Set down all of the entries precisely as they were written.

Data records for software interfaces
□ □ □ □ □ □ □

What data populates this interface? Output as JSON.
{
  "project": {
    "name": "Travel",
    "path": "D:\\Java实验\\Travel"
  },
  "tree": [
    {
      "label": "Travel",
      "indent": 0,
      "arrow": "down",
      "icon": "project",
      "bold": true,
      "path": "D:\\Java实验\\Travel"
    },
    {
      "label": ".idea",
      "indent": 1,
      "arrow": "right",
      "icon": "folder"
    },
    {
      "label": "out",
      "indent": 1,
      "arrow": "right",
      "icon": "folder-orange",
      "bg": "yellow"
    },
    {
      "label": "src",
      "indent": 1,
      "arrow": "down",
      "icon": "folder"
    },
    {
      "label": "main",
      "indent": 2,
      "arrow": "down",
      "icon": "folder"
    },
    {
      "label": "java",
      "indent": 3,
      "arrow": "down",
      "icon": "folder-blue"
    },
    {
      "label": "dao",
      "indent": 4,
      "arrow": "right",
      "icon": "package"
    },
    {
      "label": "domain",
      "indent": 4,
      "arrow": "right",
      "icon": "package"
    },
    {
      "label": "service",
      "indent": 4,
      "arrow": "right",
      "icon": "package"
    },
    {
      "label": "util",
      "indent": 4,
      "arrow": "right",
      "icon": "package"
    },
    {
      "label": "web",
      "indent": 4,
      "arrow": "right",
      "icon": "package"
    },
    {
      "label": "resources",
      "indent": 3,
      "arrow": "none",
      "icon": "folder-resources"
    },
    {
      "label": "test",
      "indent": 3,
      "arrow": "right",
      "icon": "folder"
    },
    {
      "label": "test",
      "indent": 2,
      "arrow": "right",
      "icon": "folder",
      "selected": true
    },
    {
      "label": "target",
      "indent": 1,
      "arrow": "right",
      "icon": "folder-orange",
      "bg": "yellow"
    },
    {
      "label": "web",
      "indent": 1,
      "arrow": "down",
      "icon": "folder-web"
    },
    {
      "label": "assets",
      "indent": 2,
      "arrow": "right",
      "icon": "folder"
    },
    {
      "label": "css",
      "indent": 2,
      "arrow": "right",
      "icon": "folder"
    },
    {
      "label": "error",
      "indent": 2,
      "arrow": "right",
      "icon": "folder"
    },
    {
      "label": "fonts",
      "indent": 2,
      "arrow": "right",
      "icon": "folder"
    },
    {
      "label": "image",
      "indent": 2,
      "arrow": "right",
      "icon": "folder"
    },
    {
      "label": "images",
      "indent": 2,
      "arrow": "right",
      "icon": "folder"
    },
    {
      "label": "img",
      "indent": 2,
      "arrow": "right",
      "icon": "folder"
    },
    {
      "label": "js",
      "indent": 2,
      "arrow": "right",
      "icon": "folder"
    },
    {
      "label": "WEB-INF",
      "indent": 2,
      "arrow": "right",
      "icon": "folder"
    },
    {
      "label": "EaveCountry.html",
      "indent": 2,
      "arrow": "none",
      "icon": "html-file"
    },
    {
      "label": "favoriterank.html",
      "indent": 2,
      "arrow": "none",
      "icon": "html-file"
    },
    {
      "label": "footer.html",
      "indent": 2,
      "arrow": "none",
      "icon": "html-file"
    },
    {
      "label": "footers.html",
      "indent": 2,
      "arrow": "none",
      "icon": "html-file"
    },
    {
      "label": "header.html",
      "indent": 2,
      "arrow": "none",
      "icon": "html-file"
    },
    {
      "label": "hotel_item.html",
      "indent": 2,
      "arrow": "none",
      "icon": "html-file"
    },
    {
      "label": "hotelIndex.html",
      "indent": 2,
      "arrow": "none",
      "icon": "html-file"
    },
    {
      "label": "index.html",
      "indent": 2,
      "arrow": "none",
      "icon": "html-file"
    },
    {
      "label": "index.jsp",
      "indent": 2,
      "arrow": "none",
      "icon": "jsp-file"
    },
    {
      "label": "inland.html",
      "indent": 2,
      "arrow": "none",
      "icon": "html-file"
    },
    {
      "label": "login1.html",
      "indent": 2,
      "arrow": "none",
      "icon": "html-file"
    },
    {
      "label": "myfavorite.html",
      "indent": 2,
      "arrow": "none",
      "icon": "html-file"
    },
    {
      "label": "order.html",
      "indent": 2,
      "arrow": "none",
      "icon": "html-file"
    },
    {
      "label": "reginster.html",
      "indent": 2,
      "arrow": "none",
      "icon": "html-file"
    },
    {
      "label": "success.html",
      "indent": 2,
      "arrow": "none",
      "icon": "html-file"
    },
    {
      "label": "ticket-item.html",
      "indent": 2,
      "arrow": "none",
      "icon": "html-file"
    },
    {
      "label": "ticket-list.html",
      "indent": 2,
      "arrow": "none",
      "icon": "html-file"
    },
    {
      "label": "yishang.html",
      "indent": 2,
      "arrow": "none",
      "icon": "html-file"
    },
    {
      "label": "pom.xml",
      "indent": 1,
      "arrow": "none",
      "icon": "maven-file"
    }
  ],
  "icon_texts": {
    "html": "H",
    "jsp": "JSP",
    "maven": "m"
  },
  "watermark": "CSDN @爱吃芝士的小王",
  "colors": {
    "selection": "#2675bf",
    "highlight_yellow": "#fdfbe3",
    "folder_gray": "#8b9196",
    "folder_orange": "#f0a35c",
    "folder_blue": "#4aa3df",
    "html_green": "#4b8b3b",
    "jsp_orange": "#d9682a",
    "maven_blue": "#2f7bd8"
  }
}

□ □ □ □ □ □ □

• Solution to this exercise:
What data populates this interface? Output as JSON.
{
  "project": {
    "name": "Travel",
    "path": "D:\\Java实验\\Travel"
  },
  "tree": [
    {
      "label": "Travel",
      "indent": 0,
      "arrow": "down",
      "icon": "project",
      "bold": true,
      "path": "D:\\Java实验\\Travel"
    },
    {
      "label": ".idea",
      "indent": 1,
      "arrow": "right",
      "icon": "folder"
    },
    {
      "label": "out",
      "indent": 1,
      "arrow": "right",
      "icon": "folder-orange",
      "bg": "yellow"
    },
    {
      "label": "src",
      "indent": 1,
      "arrow": "down",
      "icon": "folder"
    },
    {
      "label": "main",
      "indent": 2,
      "arrow": "down",
      "icon": "folder"
    },
    {
      "label": "java",
      "indent": 3,
      "arrow": "down",
      "icon": "folder-blue"
    },
    {
      "label": "dao",
      "indent": 4,
      "arrow": "right",
      "icon": "package"
    },
    {
      "label": "domain",
      "indent": 4,
      "arrow": "right",
      "icon": "package"
    },
    {
      "label": "service",
      "indent": 4,
      "arrow": "right",
      "icon": "package"
    },
    {
      "label": "util",
      "indent": 4,
      "arrow": "right",
      "icon": "package"
    },
    {
      "label": "web",
      "indent": 4,
      "arrow": "right",
      "icon": "package"
    },
    {
      "label": "resources",
      "indent": 3,
      "arrow": "none",
      "icon": "folder-resources"
    },
    {
      "label": "test",
      "indent": 3,
      "arrow": "right",
      "icon": "folder"
    },
    {
      "label": "test",
      "indent": 2,
      "arrow": "right",
      "icon": "folder",
      "selected": true
    },
    {
      "label": "target",
      "indent": 1,
      "arrow": "right",
      "icon": "folder-orange",
      "bg": "yellow"
    },
    {
      "label": "web",
      "indent": 1,
      "arrow": "down",
      "icon": "folder-web"
    },
    {
      "label": "assets",
      "indent": 2,
      "arrow": "right",
      "icon": "folder"
    },
    {
      "label": "css",
      "indent": 2,
      "arrow": "right",
      "icon": "folder"
    },
    {
      "label": "error",
      "indent": 2,
      "arrow": "right",
      "icon": "folder"
    },
    {
      "label": "fonts",
      "indent": 2,
      "arrow": "right",
      "icon": "folder"
    },
    {
      "label": "image",
      "indent": 2,
      "arrow": "right",
      "icon": "folder"
    },
    {
      "label": "images",
      "indent": 2,
      "arrow": "right",
      "icon": "folder"
    },
    {
      "label": "img",
      "indent": 2,
      "arrow": "right",
      "icon": "folder"
    },
    {
      "label": "js",
      "indent": 2,
      "arrow": "right",
      "icon": "folder"
    },
    {
      "label": "WEB-INF",
      "indent": 2,
      "arrow": "right",
      "icon": "folder"
    },
    {
      "label": "EaveCountry.html",
      "indent": 2,
      "arrow": "none",
      "icon": "html-file"
    },
    {
      "label": "favoriterank.html",
      "indent": 2,
      "arrow": "none",
      "icon": "html-file"
    },
    {
      "label": "footer.html",
      "indent": 2,
      "arrow": "none",
      "icon": "html-file"
    },
    {
      "label": "footers.html",
      "indent": 2,
      "arrow": "none",
      "icon": "html-file"
    },
    {
      "label": "header.html",
      "indent": 2,
      "arrow": "none",
      "icon": "html-file"
    },
    {
      "label": "hotel_item.html",
      "indent": 2,
      "arrow": "none",
      "icon": "html-file"
    },
    {
      "label": "hotelIndex.html",
      "indent": 2,
      "arrow": "none",
      "icon": "html-file"
    },
    {
      "label": "index.html",
      "indent": 2,
      "arrow": "none",
      "icon": "html-file"
    },
    {
      "label": "index.jsp",
      "indent": 2,
      "arrow": "none",
      "icon": "jsp-file"
    },
    {
      "label": "inland.html",
      "indent": 2,
      "arrow": "none",
      "icon": "html-file"
    },
    {
      "label": "login1.html",
      "indent": 2,
      "arrow": "none",
      "icon": "html-file"
    },
    {
      "label": "myfavorite.html",
      "indent": 2,
      "arrow": "none",
      "icon": "html-file"
    },
    {
      "label": "order.html",
      "indent": 2,
      "arrow": "none",
      "icon": "html-file"
    },
    {
      "label": "reginster.html",
      "indent": 2,
      "arrow": "none",
      "icon": "html-file"
    },
    {
      "label": "success.html",
      "indent": 2,
      "arrow": "none",
      "icon": "html-file"
    },
    {
      "label": "ticket-item.html",
      "indent": 2,
      "arrow": "none",
      "icon": "html-file"
    },
    {
      "label": "ticket-list.html",
      "indent": 2,
      "arrow": "none",
      "icon": "html-file"
    },
    {
      "label": "yishang.html",
      "indent": 2,
      "arrow": "none",
      "icon": "html-file"
    },
    {
      "label": "pom.xml",
      "indent": 1,
      "arrow": "none",
      "icon": "maven-file"
    }
  ],
  "icon_texts": {
    "html": "H",
    "jsp": "JSP",
    "maven": "m"
  },
  "watermark": "CSDN @爱吃芝士的小王",
  "colors": {
    "selection": "#2675bf",
    "highlight_yellow": "#fdfbe3",
    "folder_gray": "#8b9196",
    "folder_orange": "#f0a35c",
    "folder_blue": "#4aa3df",
    "html_green": "#4b8b3b",
    "jsp_orange": "#d9682a",
    "maven_blue": "#2f7bd8"
  }
}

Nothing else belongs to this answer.